§ Task brief
Using the data below, count the lines where "List" appears, and answer with the number alone.

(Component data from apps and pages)
______________________________

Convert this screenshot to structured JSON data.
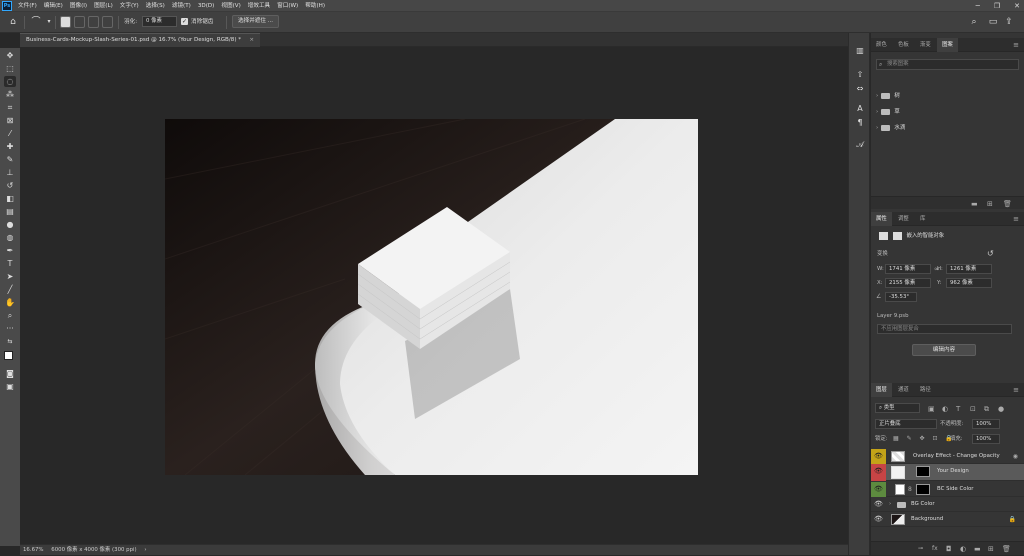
{
  "menubar": {
    "logo": "Ps",
    "items": [
      "文件(F)",
      "编辑(E)",
      "图像(I)",
      "图层(L)",
      "文字(Y)",
      "选择(S)",
      "滤镜(T)",
      "3D(D)",
      "视图(V)",
      "增效工具",
      "窗口(W)",
      "帮助(H)"
    ],
    "window_controls": [
      "─",
      "❐",
      "✕"
    ]
  },
  "options_bar": {
    "feather_label": "羽化:",
    "feather_value": "0 像素",
    "antialias_checked": "✓",
    "antialias_label": "消除锯齿",
    "select_mask_button": "选择并遮住 ..."
  },
  "document": {
    "tab_title": "Business-Cards-Mockup-Slash-Series-01.psd @ 16.7% (Your Design, RGB/8) *",
    "close": "×"
  },
  "status": {
    "zoom": "16.67%",
    "size": "6000 像素 x 4000 像素 (300 ppi)",
    "arrow": "›"
  },
  "toolbar_tools": [
    "move-icon",
    "marquee-icon",
    "lasso-icon",
    "magic-wand-icon",
    "crop-icon",
    "frame-icon",
    "eyedropper-icon",
    "healing-icon",
    "brush-icon",
    "stamp-icon",
    "history-brush-icon",
    "eraser-icon",
    "gradient-icon",
    "blur-icon",
    "dodge-icon",
    "pen-icon",
    "type-icon",
    "path-select-icon",
    "shape-icon",
    "hand-icon",
    "zoom-icon",
    "more-icon",
    "swap-colors-icon",
    "foreground-color",
    "quick-mask-icon",
    "screen-mode-icon"
  ],
  "swatches_panel": {
    "tabs": [
      "颜色",
      "色板",
      "渐变",
      "图案"
    ],
    "active_tab": 3,
    "search_placeholder": "搜索图案",
    "groups": [
      "树",
      "草",
      "水滴"
    ]
  },
  "properties_panel": {
    "tabs": [
      "属性",
      "调整",
      "库"
    ],
    "object_type": "嵌入的智能对象",
    "transform_label": "变换",
    "w_label": "W:",
    "w_value": "1741 像素",
    "h_label": "H:",
    "h_value": "1261 像素",
    "x_label": "X:",
    "x_value": "2155 像素",
    "y_label": "Y:",
    "y_value": "962 像素",
    "angle_value": "-35.53°",
    "file_name": "Layer 9.psb",
    "comp_placeholder": "不应用图层复合",
    "edit_button": "编辑内容"
  },
  "layers_panel": {
    "tabs": [
      "图层",
      "通道",
      "路径"
    ],
    "filter_kind": "类型",
    "blend_mode": "正片叠底",
    "opacity_label": "不透明度:",
    "opacity_value": "100%",
    "lock_label": "锁定:",
    "fill_label": "填充:",
    "fill_value": "100%",
    "layers": [
      {
        "name": "Overlay Effect - Change Opacity",
        "eye_color": "#c4a318"
      },
      {
        "name": "Your Design",
        "eye_color": "#c74445"
      },
      {
        "name": "BC Side Color",
        "eye_color": "#5d8b3f"
      },
      {
        "name": "BG Color",
        "eye_color": ""
      },
      {
        "name": "Background",
        "eye_color": ""
      }
    ]
  },
  "colors": {
    "accent": "#31a8ff",
    "yellow": "#c4a318",
    "red": "#c74445",
    "green": "#5d8b3f"
  }
}
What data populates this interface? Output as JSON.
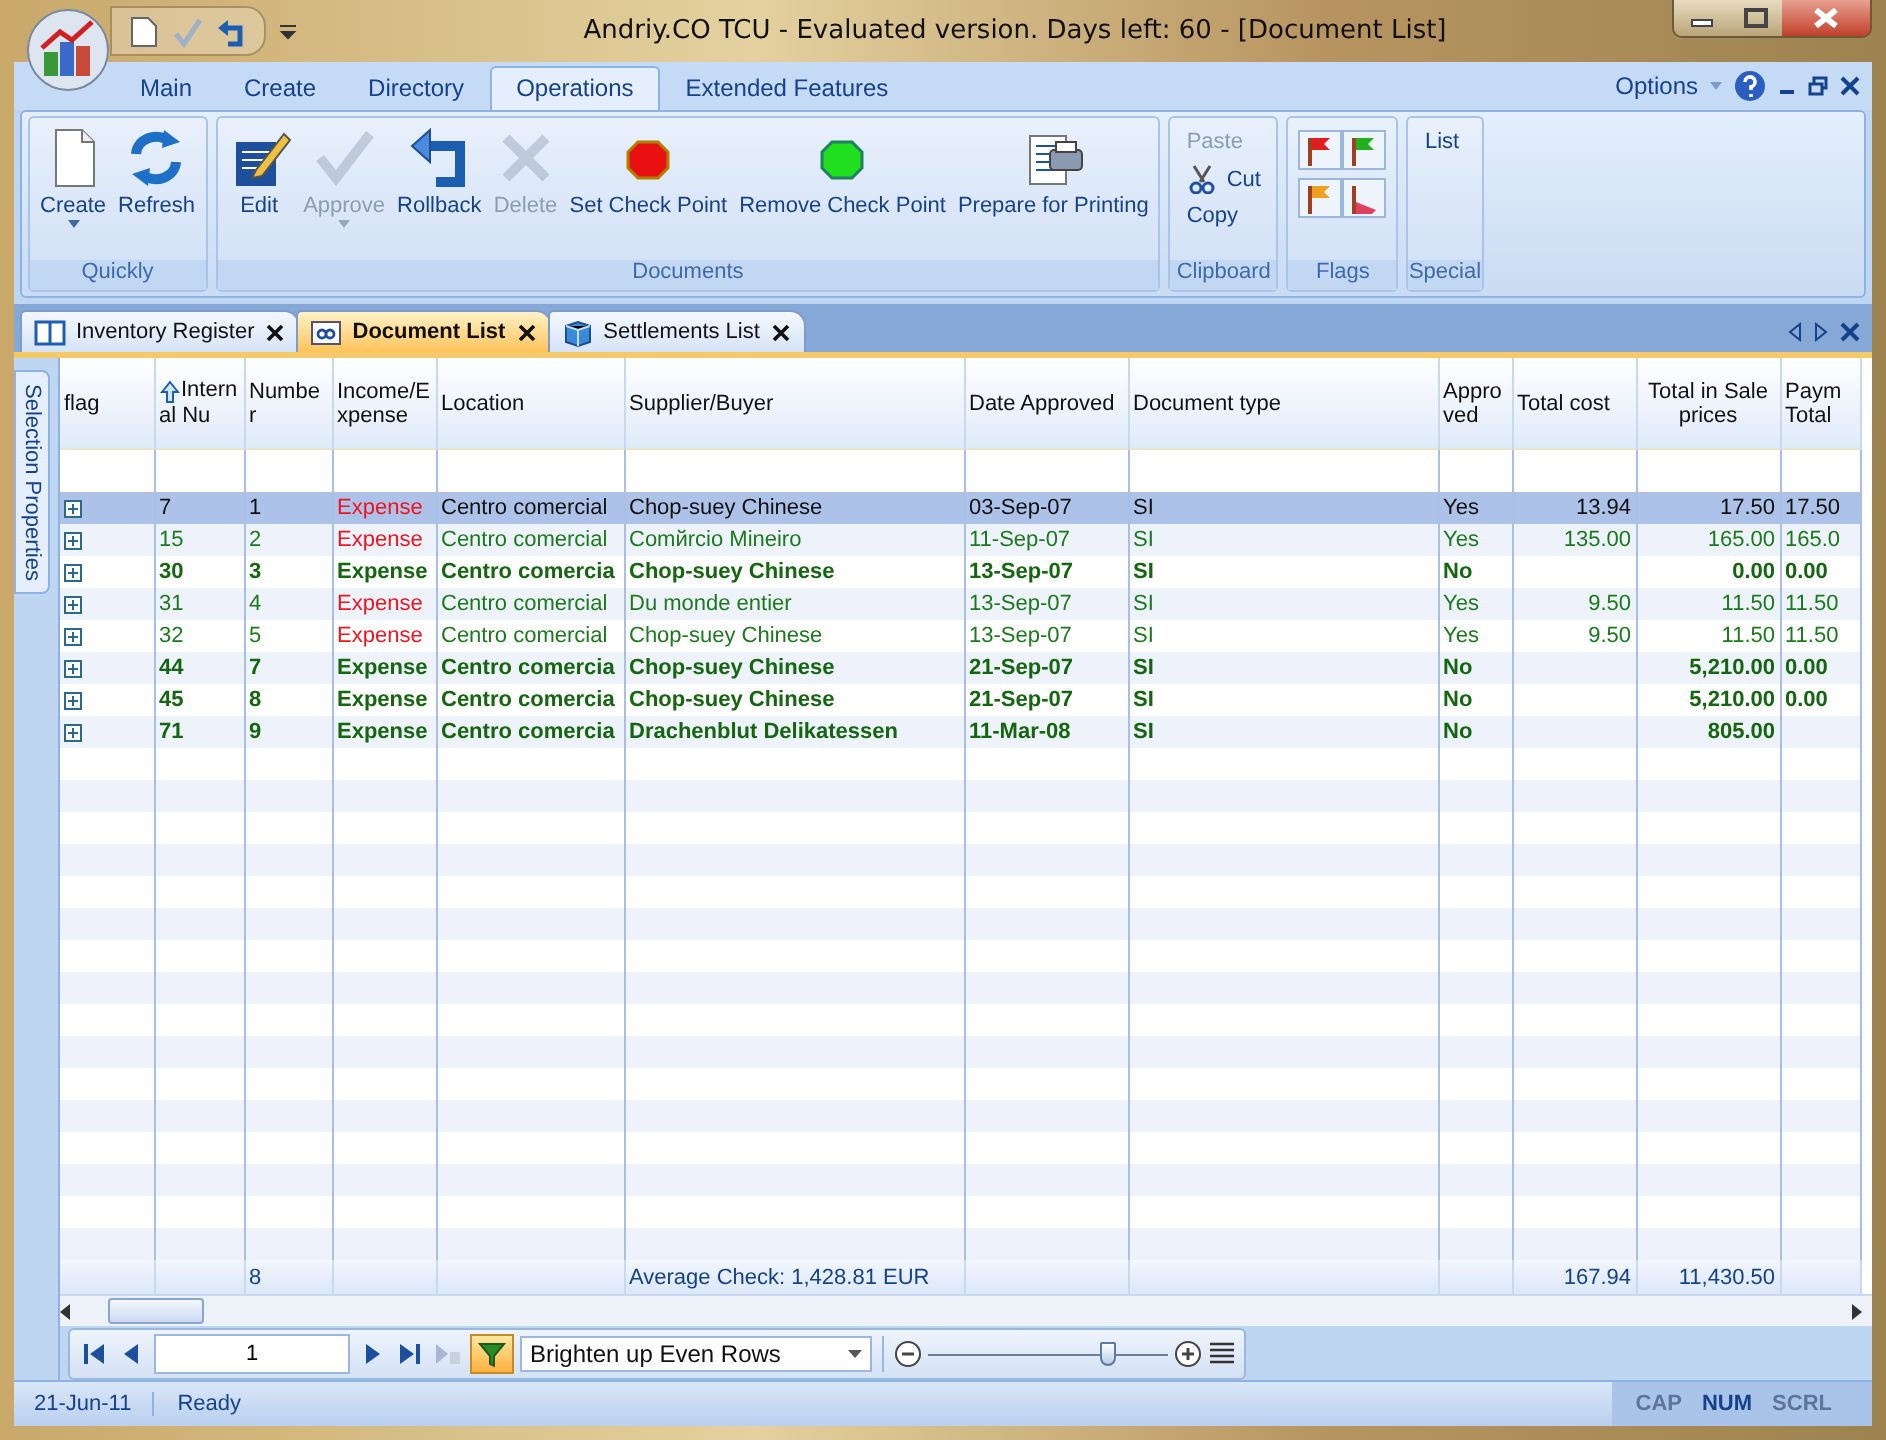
{
  "window": {
    "title": "Andriy.CO TCU - Evaluated version. Days left: 60 - [Document List]"
  },
  "ribbon_tabs": [
    {
      "label": "Main",
      "selected": false
    },
    {
      "label": "Create",
      "selected": false
    },
    {
      "label": "Directory",
      "selected": false
    },
    {
      "label": "Operations",
      "selected": true
    },
    {
      "label": "Extended Features",
      "selected": false
    }
  ],
  "options_menu": {
    "label": "Options"
  },
  "ribbon_groups": [
    {
      "title": "Quickly",
      "kind": "large",
      "buttons": [
        {
          "label": "Create",
          "disabled": false,
          "dropdown": true
        },
        {
          "label": "Refresh",
          "disabled": false,
          "dropdown": false
        }
      ]
    },
    {
      "title": "Documents",
      "kind": "large",
      "buttons": [
        {
          "label": "Edit",
          "disabled": false,
          "dropdown": false
        },
        {
          "label": "Approve",
          "disabled": true,
          "dropdown": true
        },
        {
          "label": "Rollback",
          "disabled": false,
          "dropdown": false
        },
        {
          "label": "Delete",
          "disabled": true,
          "dropdown": false
        },
        {
          "label": "Set Check Point",
          "disabled": false,
          "dropdown": false
        },
        {
          "label": "Remove Check Point",
          "disabled": false,
          "dropdown": false
        },
        {
          "label": "Prepare for Printing",
          "disabled": false,
          "dropdown": false
        }
      ]
    },
    {
      "title": "Clipboard",
      "kind": "small",
      "buttons": [
        {
          "label": "Paste",
          "disabled": true
        },
        {
          "label": "Cut",
          "disabled": false
        },
        {
          "label": "Copy",
          "disabled": false
        }
      ]
    },
    {
      "title": "Flags",
      "kind": "icons",
      "buttons": [
        {
          "disabled": false
        },
        {
          "disabled": false
        },
        {
          "disabled": false
        },
        {
          "disabled": false
        }
      ]
    },
    {
      "title": "Special",
      "kind": "small",
      "buttons": [
        {
          "label": "List",
          "disabled": false
        }
      ]
    }
  ],
  "doc_tabs": [
    {
      "label": "Inventory Register",
      "selected": false
    },
    {
      "label": "Document List",
      "selected": true
    },
    {
      "label": "Settlements List",
      "selected": false
    }
  ],
  "side_tab": {
    "label": "Selection Properties"
  },
  "grid": {
    "columns": [
      {
        "label": "flag",
        "sorted": false
      },
      {
        "label": "Internal Nu",
        "sorted": true
      },
      {
        "label": "Number",
        "sorted": false
      },
      {
        "label": "Income/Expense",
        "sorted": false
      },
      {
        "label": "Location",
        "sorted": false
      },
      {
        "label": "Supplier/Buyer",
        "sorted": false
      },
      {
        "label": "Date Approved",
        "sorted": false
      },
      {
        "label": "Document type",
        "sorted": false
      },
      {
        "label": "Approved",
        "sorted": false
      },
      {
        "label": "Total cost",
        "sorted": false
      },
      {
        "label": "Total in Sale prices",
        "sorted": false
      },
      {
        "label": "Paym Total",
        "sorted": false
      }
    ],
    "rows": [
      {
        "selected": true,
        "bold": false,
        "expanded": false,
        "cells": [
          "",
          "7",
          "1",
          "Expense",
          "Centro comercial",
          "Chop-suey Chinese",
          "03-Sep-07",
          "SI",
          "Yes",
          "13.94",
          "17.50",
          "17.50"
        ]
      },
      {
        "selected": false,
        "bold": false,
        "expanded": false,
        "cells": [
          "",
          "15",
          "2",
          "Expense",
          "Centro comercial",
          "Comйrcio Mineiro",
          "11-Sep-07",
          "SI",
          "Yes",
          "135.00",
          "165.00",
          "165.0"
        ]
      },
      {
        "selected": false,
        "bold": true,
        "expanded": false,
        "cells": [
          "",
          "30",
          "3",
          "Expense",
          "Centro comercia",
          "Chop-suey Chinese",
          "13-Sep-07",
          "SI",
          "No",
          "",
          "0.00",
          "0.00"
        ]
      },
      {
        "selected": false,
        "bold": false,
        "expanded": false,
        "cells": [
          "",
          "31",
          "4",
          "Expense",
          "Centro comercial",
          "Du monde entier",
          "13-Sep-07",
          "SI",
          "Yes",
          "9.50",
          "11.50",
          "11.50"
        ]
      },
      {
        "selected": false,
        "bold": false,
        "expanded": false,
        "cells": [
          "",
          "32",
          "5",
          "Expense",
          "Centro comercial",
          "Chop-suey Chinese",
          "13-Sep-07",
          "SI",
          "Yes",
          "9.50",
          "11.50",
          "11.50"
        ]
      },
      {
        "selected": false,
        "bold": true,
        "expanded": false,
        "cells": [
          "",
          "44",
          "7",
          "Expense",
          "Centro comercia",
          "Chop-suey Chinese",
          "21-Sep-07",
          "SI",
          "No",
          "",
          "5,210.00",
          "0.00"
        ]
      },
      {
        "selected": false,
        "bold": true,
        "expanded": false,
        "cells": [
          "",
          "45",
          "8",
          "Expense",
          "Centro comercia",
          "Chop-suey Chinese",
          "21-Sep-07",
          "SI",
          "No",
          "",
          "5,210.00",
          "0.00"
        ]
      },
      {
        "selected": false,
        "bold": true,
        "expanded": false,
        "cells": [
          "",
          "71",
          "9",
          "Expense",
          "Centro comercia",
          "Drachenblut Delikatessen",
          "11-Mar-08",
          "SI",
          "No",
          "",
          "805.00",
          ""
        ]
      }
    ],
    "footer": {
      "count": "8",
      "average": "Average Check: 1,428.81 EUR",
      "total_cost": "167.94",
      "total_sale": "11,430.50"
    }
  },
  "navigator": {
    "page": "1",
    "filter_on": true,
    "view": "Brighten up Even Rows",
    "zoom": {
      "level": 0.75
    }
  },
  "status_bar": {
    "date": "21-Jun-11",
    "message": "Ready",
    "indicators": [
      {
        "label": "CAP",
        "on": false
      },
      {
        "label": "NUM",
        "on": true
      },
      {
        "label": "SCRL",
        "on": false
      }
    ]
  }
}
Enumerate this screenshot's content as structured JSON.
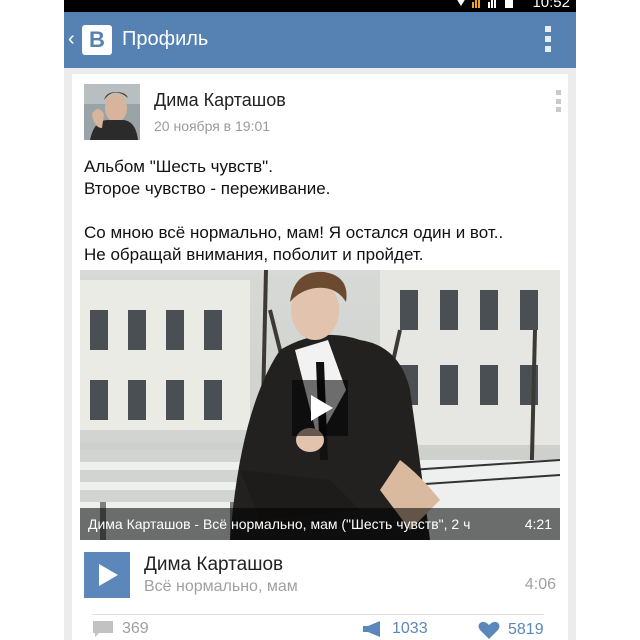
{
  "status_bar": {
    "time": "10:52"
  },
  "app_bar": {
    "logo": "B",
    "title": "Профиль",
    "back_icon": "chevron-left-icon",
    "menu_icon": "overflow-icon"
  },
  "post": {
    "author": "Дима Карташов",
    "date": "20 ноября в 19:01",
    "text_lines": [
      "Альбом \"Шесть чувств\".",
      "Второе чувство - переживание.",
      "",
      "Со мною всё нормально, мам! Я остался один и вот..",
      "Не обращай внимания, поболит и пройдет."
    ],
    "video": {
      "title": "Дима Карташов - Всё нормально, мам (\"Шесть чувств\", 2 ч",
      "duration": "4:21"
    },
    "audio": {
      "artist": "Дима Карташов",
      "track": "Всё нормально, мам",
      "duration": "4:06"
    },
    "actions": {
      "comments": "369",
      "shares": "1033",
      "likes": "5819"
    }
  },
  "colors": {
    "brand": "#5582b3",
    "accent": "#5b87ba",
    "muted": "#a0a0a0"
  }
}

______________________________

§ Result
4